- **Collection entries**
*** Block opens ***

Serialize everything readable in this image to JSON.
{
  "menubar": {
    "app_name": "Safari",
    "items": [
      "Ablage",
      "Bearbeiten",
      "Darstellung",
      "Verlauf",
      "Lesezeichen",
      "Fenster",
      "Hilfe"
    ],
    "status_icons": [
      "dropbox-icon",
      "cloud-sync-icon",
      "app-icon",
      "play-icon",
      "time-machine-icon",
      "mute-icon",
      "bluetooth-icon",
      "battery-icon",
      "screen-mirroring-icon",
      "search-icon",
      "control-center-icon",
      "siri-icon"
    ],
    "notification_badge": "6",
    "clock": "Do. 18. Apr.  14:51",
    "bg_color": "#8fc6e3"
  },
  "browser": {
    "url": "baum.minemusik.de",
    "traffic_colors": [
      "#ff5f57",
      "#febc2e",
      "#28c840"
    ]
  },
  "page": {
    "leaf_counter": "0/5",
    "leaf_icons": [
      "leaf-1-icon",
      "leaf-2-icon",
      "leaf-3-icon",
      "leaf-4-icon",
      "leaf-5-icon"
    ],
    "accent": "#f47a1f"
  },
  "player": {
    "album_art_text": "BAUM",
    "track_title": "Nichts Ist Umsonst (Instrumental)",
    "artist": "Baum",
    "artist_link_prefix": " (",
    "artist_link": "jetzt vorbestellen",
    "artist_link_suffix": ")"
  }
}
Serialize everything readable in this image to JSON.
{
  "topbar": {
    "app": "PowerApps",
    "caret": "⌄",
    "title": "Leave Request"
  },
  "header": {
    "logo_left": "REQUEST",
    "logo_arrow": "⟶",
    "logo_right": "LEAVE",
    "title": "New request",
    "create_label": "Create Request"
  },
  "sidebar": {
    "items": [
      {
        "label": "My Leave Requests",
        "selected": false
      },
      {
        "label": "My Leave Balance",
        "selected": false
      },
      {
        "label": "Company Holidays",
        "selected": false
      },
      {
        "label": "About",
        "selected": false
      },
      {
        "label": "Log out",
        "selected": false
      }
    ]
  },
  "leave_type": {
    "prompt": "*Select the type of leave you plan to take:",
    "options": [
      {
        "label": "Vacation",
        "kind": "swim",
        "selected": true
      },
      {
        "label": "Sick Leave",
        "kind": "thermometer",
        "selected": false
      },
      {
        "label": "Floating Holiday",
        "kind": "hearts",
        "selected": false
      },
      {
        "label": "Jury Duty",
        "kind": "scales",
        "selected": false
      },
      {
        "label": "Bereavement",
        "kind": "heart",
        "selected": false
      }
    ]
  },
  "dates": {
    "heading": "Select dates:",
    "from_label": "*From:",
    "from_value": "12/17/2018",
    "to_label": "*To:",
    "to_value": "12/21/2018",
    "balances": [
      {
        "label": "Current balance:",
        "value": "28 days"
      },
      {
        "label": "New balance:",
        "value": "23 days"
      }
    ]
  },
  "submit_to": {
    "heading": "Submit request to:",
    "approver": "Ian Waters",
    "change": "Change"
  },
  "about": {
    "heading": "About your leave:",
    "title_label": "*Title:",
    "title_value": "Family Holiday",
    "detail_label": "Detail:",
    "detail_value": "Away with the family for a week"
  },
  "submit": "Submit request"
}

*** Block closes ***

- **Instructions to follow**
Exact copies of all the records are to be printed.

- **Exercise answer**
Serialize everything readable in this image to JSON.
{
  "menubar": {
    "app_name": "Safari",
    "items": [
      "Ablage",
      "Bearbeiten",
      "Darstellung",
      "Verlauf",
      "Lesezeichen",
      "Fenster",
      "Hilfe"
    ],
    "status_icons": [
      "dropbox-icon",
      "cloud-sync-icon",
      "app-icon",
      "play-icon",
      "time-machine-icon",
      "mute-icon",
      "bluetooth-icon",
      "battery-icon",
      "screen-mirroring-icon",
      "search-icon",
      "control-center-icon",
      "siri-icon"
    ],
    "notification_badge": "6",
    "clock": "Do. 18. Apr.  14:51",
    "bg_color": "#8fc6e3"
  },
  "browser": {
    "url": "baum.minemusik.de",
    "traffic_colors": [
      "#ff5f57",
      "#febc2e",
      "#28c840"
    ]
  },
  "page": {
    "leaf_counter": "0/5",
    "leaf_icons": [
      "leaf-1-icon",
      "leaf-2-icon",
      "leaf-3-icon",
      "leaf-4-icon",
      "leaf-5-icon"
    ],
    "accent": "#f47a1f"
  },
  "player": {
    "album_art_text": "BAUM",
    "track_title": "Nichts Ist Umsonst (Instrumental)",
    "artist": "Baum",
    "artist_link_prefix": " (",
    "artist_link": "jetzt vorbestellen",
    "artist_link_suffix": ")"
  }
}
Serialize everything readable in this image to JSON.
{
  "topbar": {
    "app": "PowerApps",
    "caret": "⌄",
    "title": "Leave Request"
  },
  "header": {
    "logo_left": "REQUEST",
    "logo_arrow": "⟶",
    "logo_right": "LEAVE",
    "title": "New request",
    "create_label": "Create Request"
  },
  "sidebar": {
    "items": [
      {
        "label": "My Leave Requests",
        "selected": false
      },
      {
        "label": "My Leave Balance",
        "selected": false
      },
      {
        "label": "Company Holidays",
        "selected": false
      },
      {
        "label": "About",
        "selected": false
      },
      {
        "label": "Log out",
        "selected": false
      }
    ]
  },
  "leave_type": {
    "prompt": "*Select the type of leave you plan to take:",
    "options": [
      {
        "label": "Vacation",
        "kind": "swim",
        "selected": true
      },
      {
        "label": "Sick Leave",
        "kind": "thermometer",
        "selected": false
      },
      {
        "label": "Floating Holiday",
        "kind": "hearts",
        "selected": false
      },
      {
        "label": "Jury Duty",
        "kind": "scales",
        "selected": false
      },
      {
        "label": "Bereavement",
        "kind": "heart",
        "selected": false
      }
    ]
  },
  "dates": {
    "heading": "Select dates:",
    "from_label": "*From:",
    "from_value": "12/17/2018",
    "to_label": "*To:",
    "to_value": "12/21/2018",
    "balances": [
      {
        "label": "Current balance:",
        "value": "28 days"
      },
      {
        "label": "New balance:",
        "value": "23 days"
      }
    ]
  },
  "submit_to": {
    "heading": "Submit request to:",
    "approver": "Ian Waters",
    "change": "Change"
  },
  "about": {
    "heading": "About your leave:",
    "title_label": "*Title:",
    "title_value": "Family Holiday",
    "detail_label": "Detail:",
    "detail_value": "Away with the family for a week"
  },
  "submit": "Submit request"
}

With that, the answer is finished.